Ukiyo-e’s Impact Beyond Japan

Skull of a Skeleton with Burning Cigarette, c.1885–86. Van Gogh Museum, Amsterdam

Ukiyo-e left an indelible mark on Western art, particularly influencing the Impressionist and Post-Impressionist movements in the late 19th and early 20th centuries. European artists were captivated by the distinct aesthetic of Ukiyo-e prints, which emphasized flat areas of color, minimalistic yet expressive compositions, and unique perspectives. Artists like Claude Monet, Vincent van Gogh, and Edgar Degas drew inspiration from these Japanese prints, incorporating elements of Ukiyo-e’s style into their work. This cross-cultural exchange, known as Japonisme, not only enriched Western art but also signaled a broader appreciation and integration of Japanese aesthetics in the global art scene.

Final Thoughts
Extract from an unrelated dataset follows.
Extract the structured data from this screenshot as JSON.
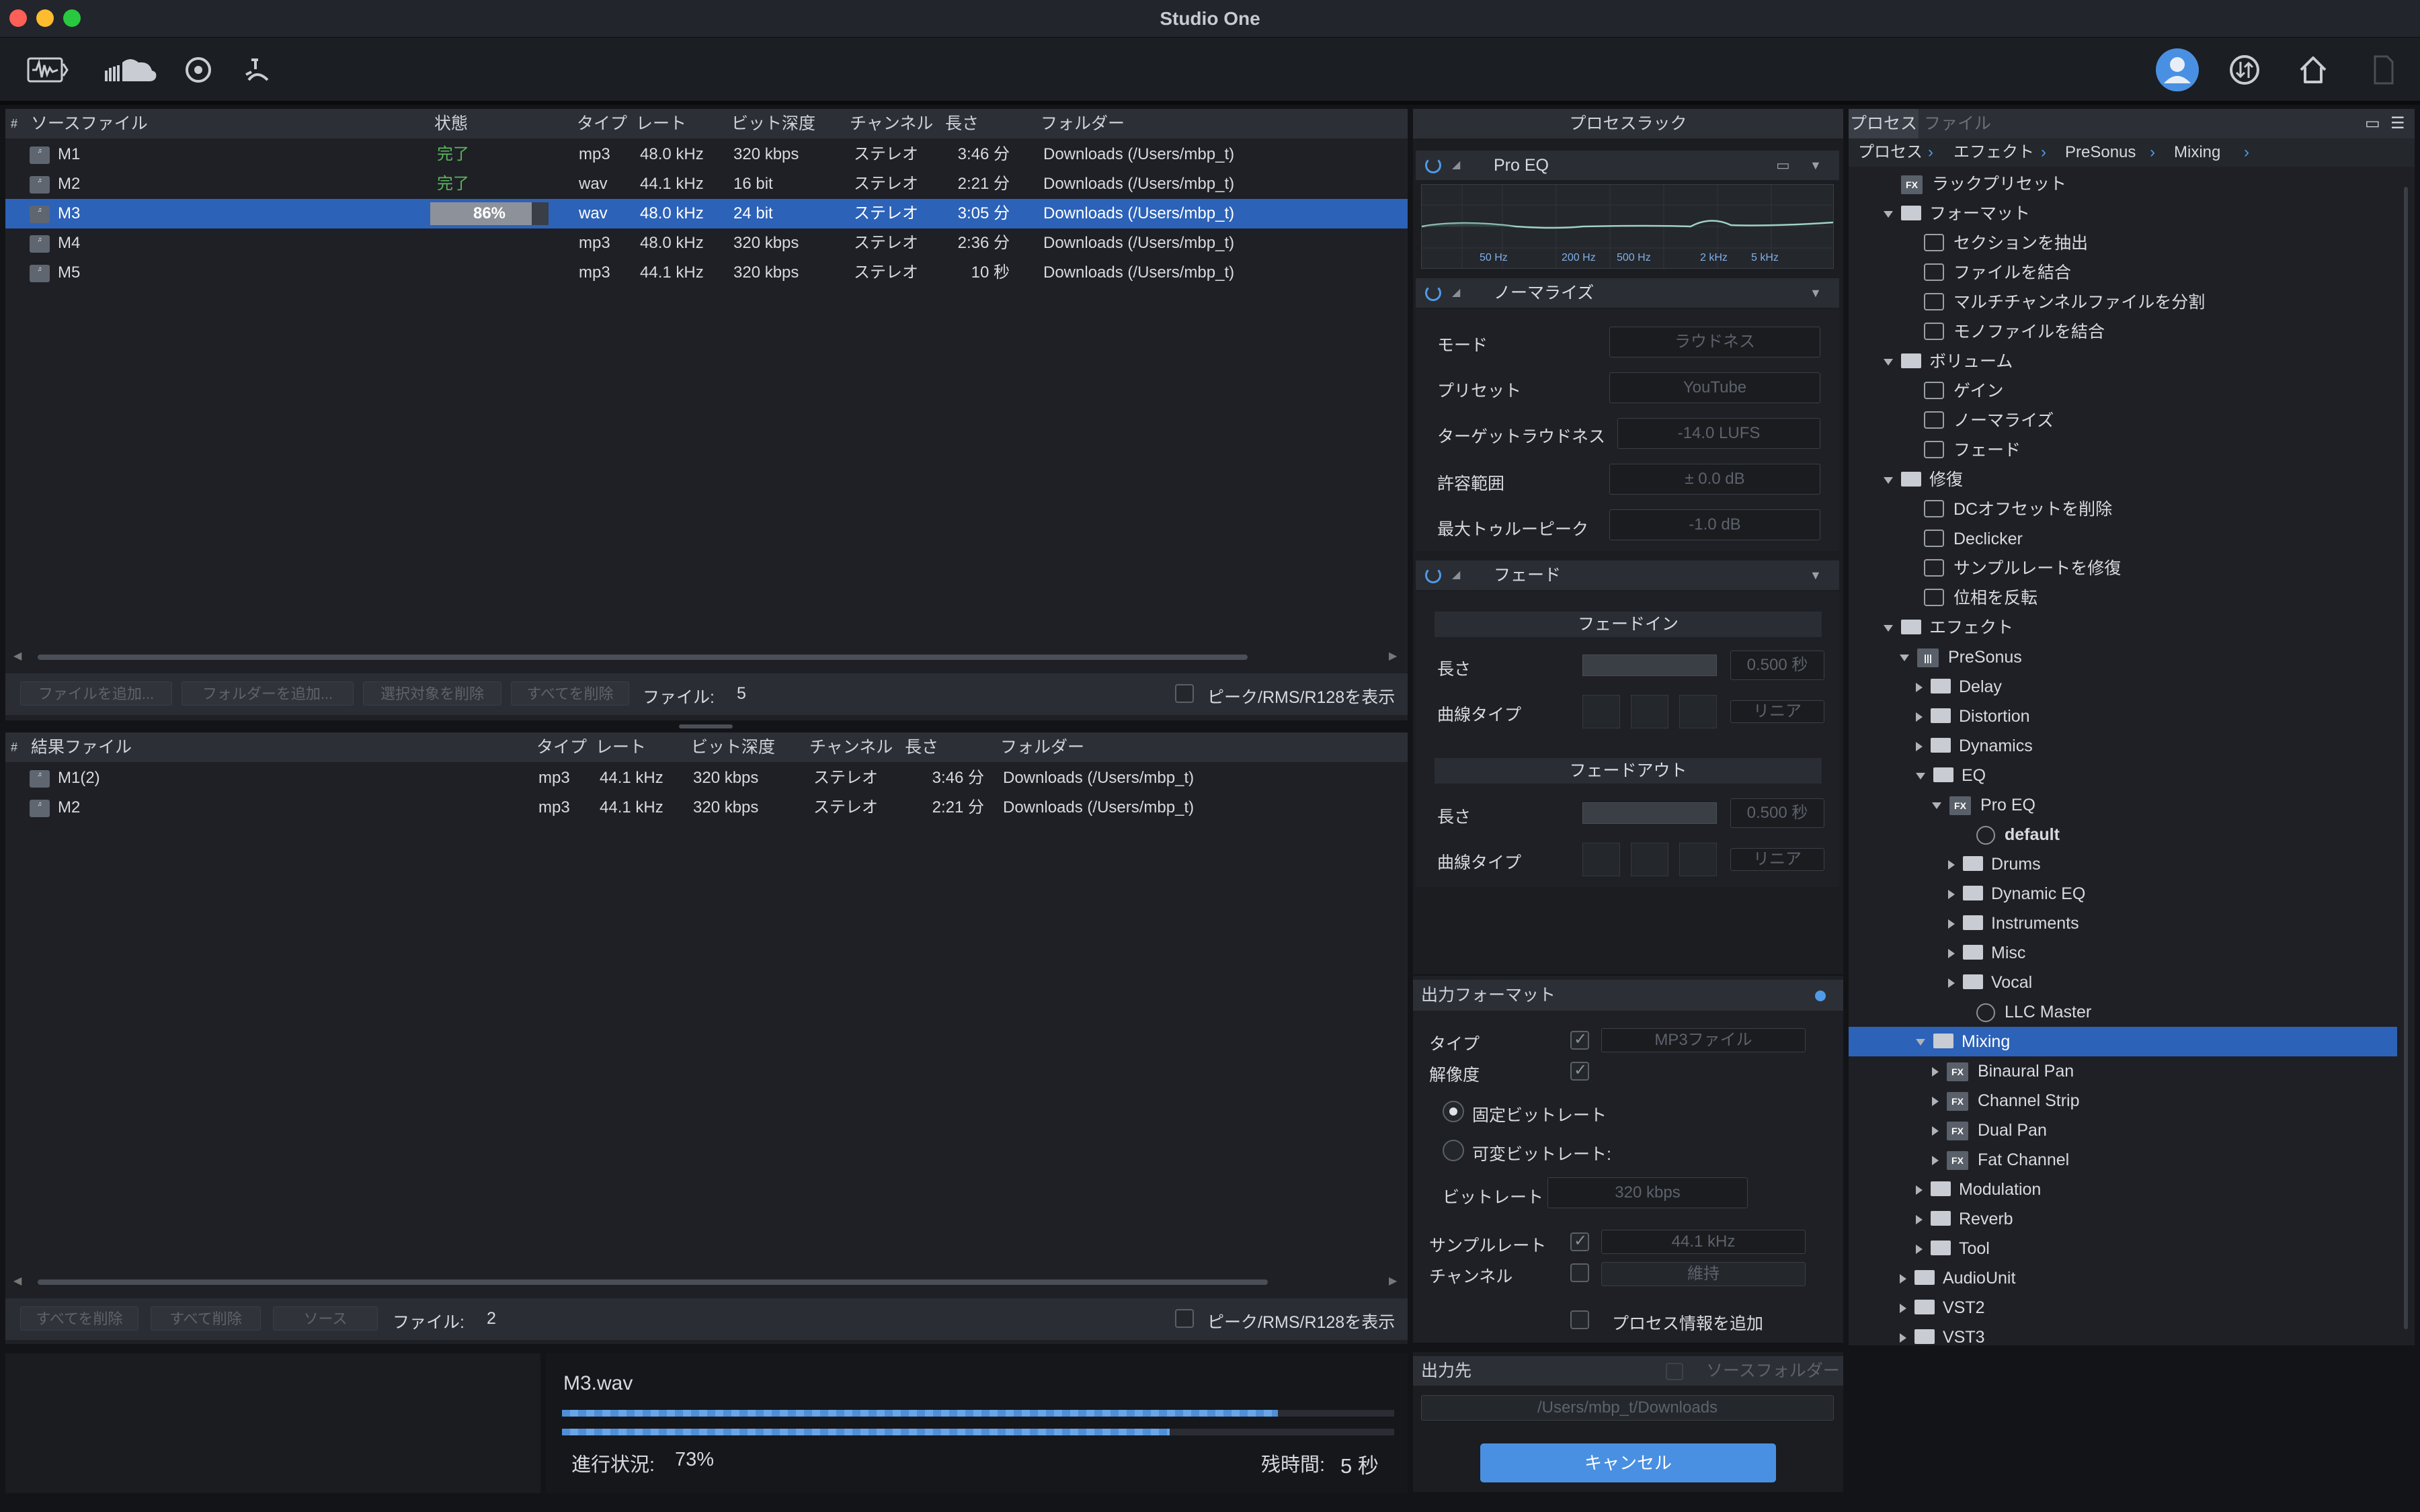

Ukiyo-e, a luminous facet of Edo period Japan, transcends its historical moment to illuminate the intricate interplay between art, society, and economy of its time, while casting a long shadow over global art and culture. As a bridge between the past and the present, the East and the West, Ukiyo-e serves as a testament to the enduring power of art to reflect societal values, shape aesthetic sensibilities, and foster cross-cultural dialogue. Its legacy, enduring far beyond the confines of its era, continues to inspire and inform, highlighting the timeless pursuit of beauty and the profound connections that art can forge across diverse worlds.